The cost of borrowing for the country moved higher again on international bond markets, after falling back following last week's government decision to split Anglo Irish Bank.
A report from Barclays, one of Europe's largest banks, said Ireland may yet need financial help from the IMF or the EU if conditions get any worse.
Barclays said: “in the coming months the Government may need to seek outside help”.
While Ireland has raised most of the money it needs for this year, the cost of Anglo and the scale of the deficit meant any further financial shocks could push the country over the edge, the bank warned. It said that there was little room for “further unexpected financial sector losses” and that Ireland was running out of room.
The highly influential bank also advised Ireland to do a “deal” with Anglo bondholders.
Barclays said Ireland might apply for assistance from the IMF at some point if bank losses grow much bigger. It said going to the IMF before that could “cause alarm” on the markets.
Meanwhile, Ireland's borrowing costs continued to edge over 6% last night as concern lingers over the financial position of the country. A plan from last week to split Anglo Irish into two banks has failed to allay the concerns of traders.
Mr Cowen was in Brussels at an EU summit with the Foreign Affairs Minister Micheal Martin.
But the silence from the Fianna Fail backbenchers was an ominous sign for Mr Cowen as the saga continued to play badly among the public.
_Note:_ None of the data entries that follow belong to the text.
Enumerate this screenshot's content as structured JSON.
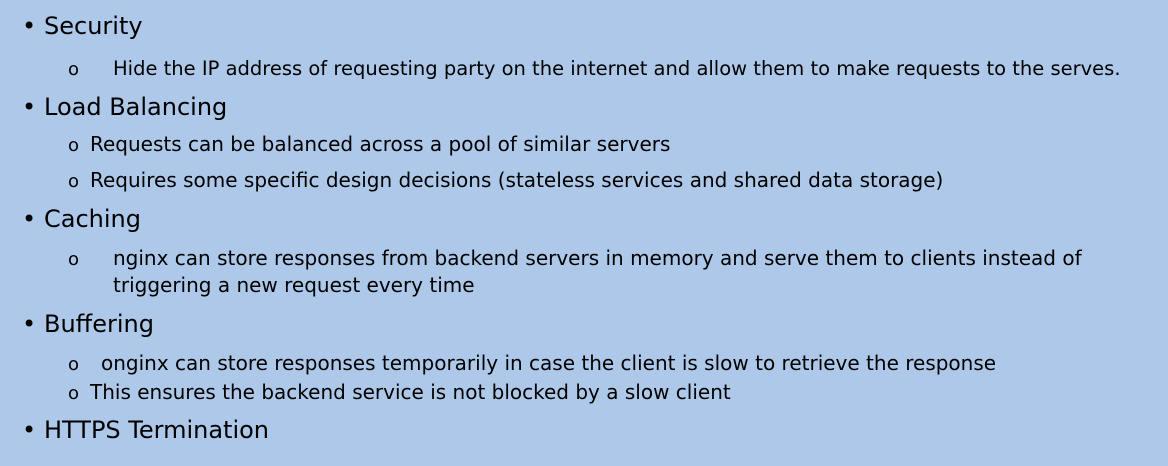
{
  "bullet_glyphs": {
    "level1": "•",
    "level2": "o"
  },
  "sections": [
    {
      "heading": "Security",
      "items": [
        "Hide the IP address of requesting party on the internet and allow them to make requests to the serves."
      ]
    },
    {
      "heading": "Load Balancing",
      "items": [
        "Requests can be balanced across a pool of similar servers",
        "Requires some specific design decisions (stateless services and shared data storage)"
      ]
    },
    {
      "heading": "Caching",
      "items": [
        "nginx can store responses from backend servers in memory and serve them to clients instead of",
        "triggering a new request every time"
      ]
    },
    {
      "heading": "Buffering",
      "items": [
        "onginx can store responses temporarily in case the client is slow to retrieve the response",
        "This ensures the backend service is not blocked by a slow client"
      ]
    },
    {
      "heading": "HTTPS Termination",
      "items": []
    }
  ]
}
Mr Cowen said firmly that he did believe he had the support of the Fianna Fail TDs and senators to continue in the job.
“Our mandate is there until 2012,” the Taoiseach said.